True Diversity, True Freedom—Honoring Conscience

Editor’s note: A version of this article first appeared at

I’m a Protestant and my friend, Joe, is Roman Catholic. Occasionally, when I discover someone is Catholic, I joke, “Hey, our spiritual ancestors burned each other at the stake.” Generally, I say this once I know the person somewhat and know the person can handle humor. Joe was one such person, and we hit it off quickly. Joe, like me, is a practitioner of diversity and liberty, including religious liberty.

There was another duo a century ago that walked a similar path: J. R. R. Tolkien and C. S. Lewis. Lewis was Protestant and Tolkien was Catholic, and the man who did heavy lifting converting Lewis.

Tolkien and Lewis saw much through the same lens. Both were brilliant scholars familiar with history, literature, and languages. Both were prolific writers and their books shaped generations to come. They wrote fantasy literature, letting spiritual themes and allusions speak for themselves, although they were certainly capable of apologetics. Ultimately, they sought to build a kind of bridge from heaven to earth, and the world could not help but be enraptured by their work. These men had so much in common, but they also had one glaring difference: While Tolkien converted Lewis, he did not convert him to Catholicism. Lewis died a Protestant. Did this mean the end of their friendship? Not at all.

Joe was able to take my initial joke and return a jab, but without malice or insult. In fact, Joe’s defense to my critiques of Catholicism was one of patience and kindness. He completely reframed my initial presumptions of certain Catholic dogmas, genuinely trying to explain the why behind the how. For example, he would tell me that he prayed to Saint Stephen for me, even when I insisted he didn’t need to. While I disagree with his belief that saints can serve as intercessors, I could not help but be slightly disarmed that he wanted to pray for me.

Civil debate is a lost art. It still occurs at the margins, but the highway of differing opinion is crowded by social media and woke journalism, which are not modes exactly designed for helpful and even pleasurable disagreement. In this day and age, how could two people on opposite ends of a spectrum possibly enjoy disagreeing with each other, let alone on hot topics of politics and religion? There are two major principles which guide the conversations between Joe and I: commitment to truth and commitment to the other.

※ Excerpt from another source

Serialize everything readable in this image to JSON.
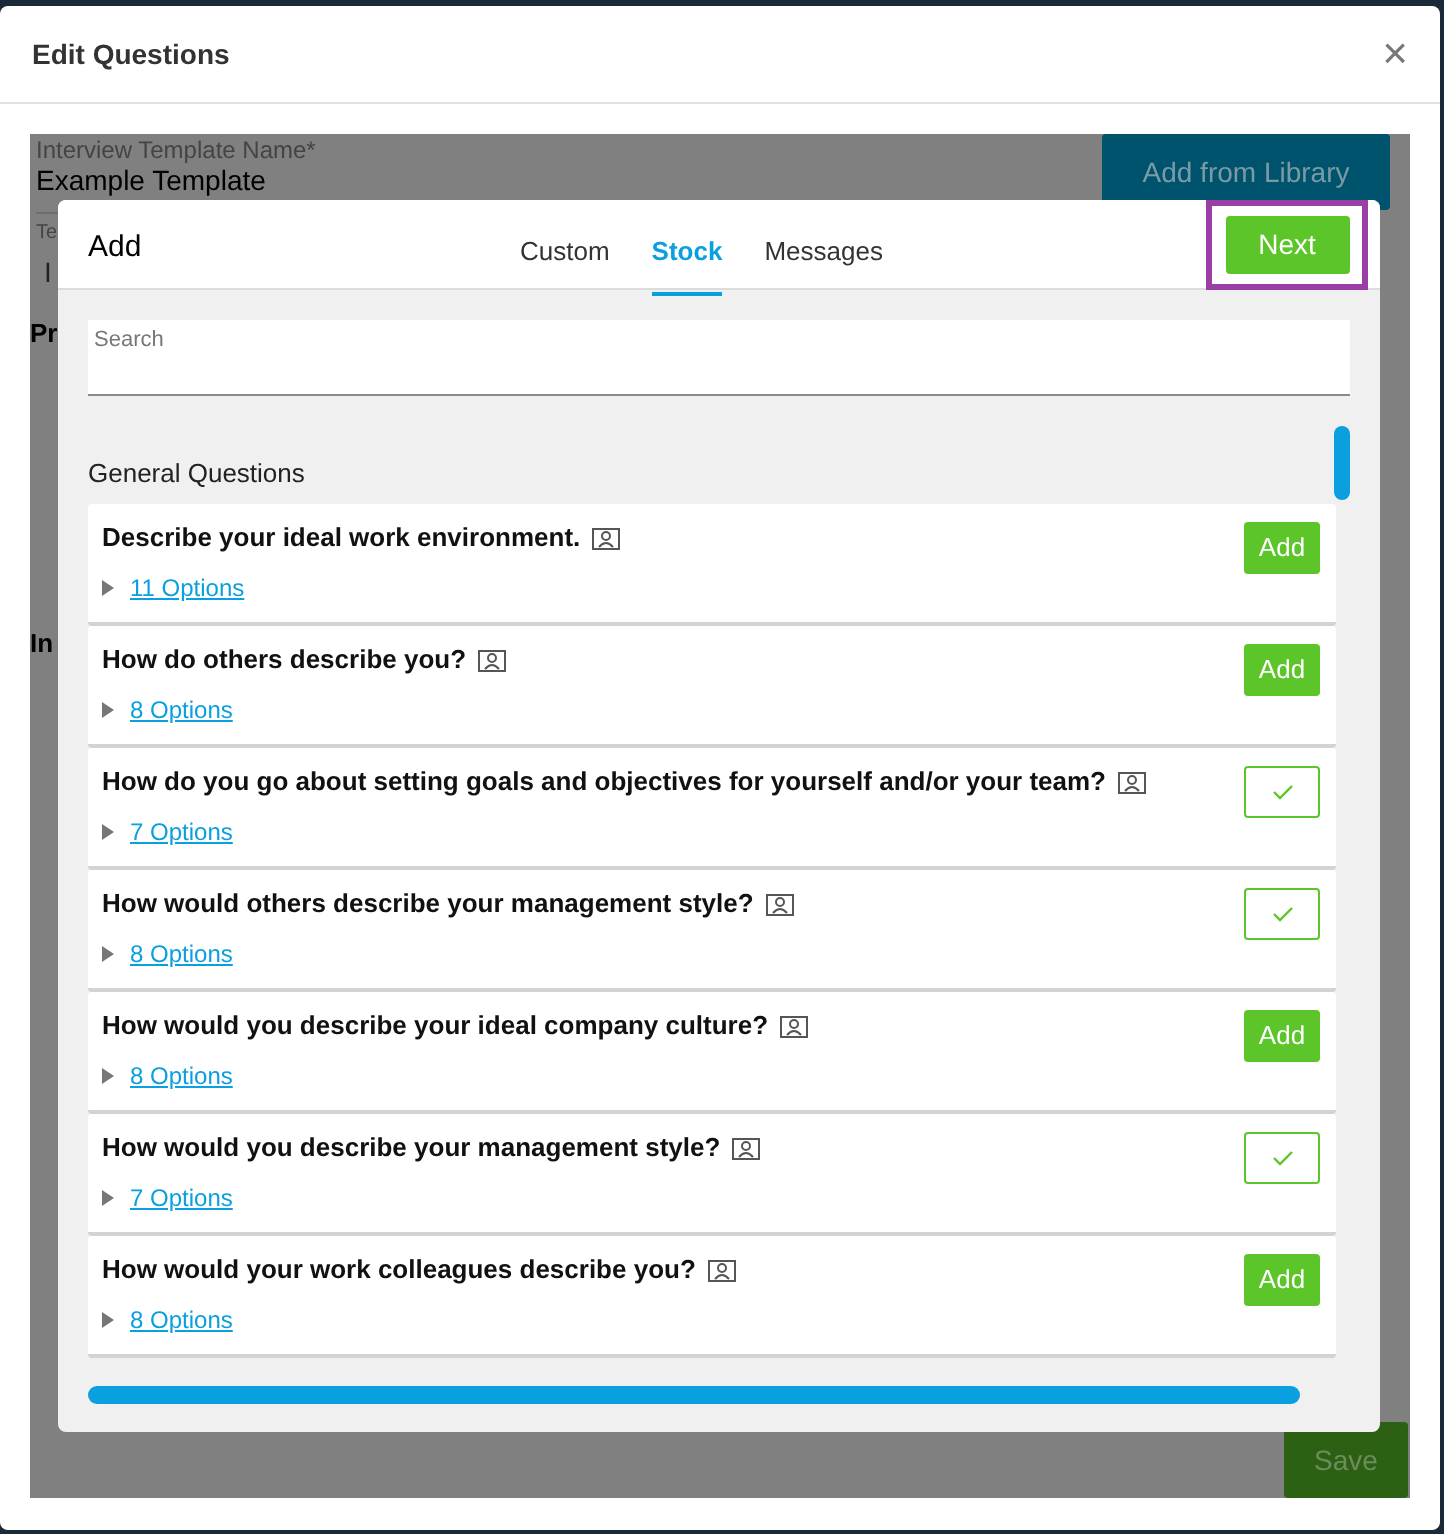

Commitment to the truth is the telos of debate. When probing deep truths there are laws to conversation which allow it to progress. Among them, the identity of the speaker does not determine whether the speaker’s argument is valid. Race, sex, religion, or any other such category has no effect on whether the person’s argument holds to reason.

It’s also important when advocating our positions to seek areas of agreement as well as difference. The reason Joe and I hit it off was because we found we had read many of the same thinkers, and agreed on many subjects, particularly areas where most people are uncomfortable going. Joe was also not afraid to pursue truth. He had intellectual courage, and he welcomed disagreement in the hopes of learning.

But what completely took me by surprise was Joe’s charity. This is what I call commitment to the other, and it allows the conversation to be fair and amiable. I tend to become wholly concentrated on the validity of someone’s reasoning and then focus on flaws in their argument. Joe could think just as critically as me, but his position felt much less like an attack and more like an invitation. He doesn’t simply try to win intellectual battles; he tries to win people’s hearts. He wants to convert, not destroy.

In short, we became friends and learned how to enjoy disagreement. Like Tolkien and Lewis, we can talk for hours and enrich each other’s worldviews.

At the heart of this is a love and respect for religious liberty. Religious liberty is the idea that people believe different things, and they ought not to be punished by law for those differences. Importantly, that principle is not infinite. If one’s religion calls for the sacrifice of babies to Moloch, this would not be permitted because it would violate the right to life. But beyond transgressing the natural rights of life, liberty, and property, religious liberty is an essential.

Religious liberty is of utmost importance because it is a subset of freedom of conscience. James Madison wrote that a man’s conscience is “his most valuable possession.” If a man does not have the right to his own conscience, what liberty is left? To try and detain someone’s conscience through the use of governmental force is the peak of tyranny.

I am thankful for the lessons I have learned from my friend Joe on how to disagree in a constructive way that promotes camaraderie. I hope our society, especially religious believers, can look at the way Tolkien and Lewis remained fast friends. It takes moral and intellectual courage and love for others to pull this off in a winsome way. Let us strive for these ideals together and revive them in American culture.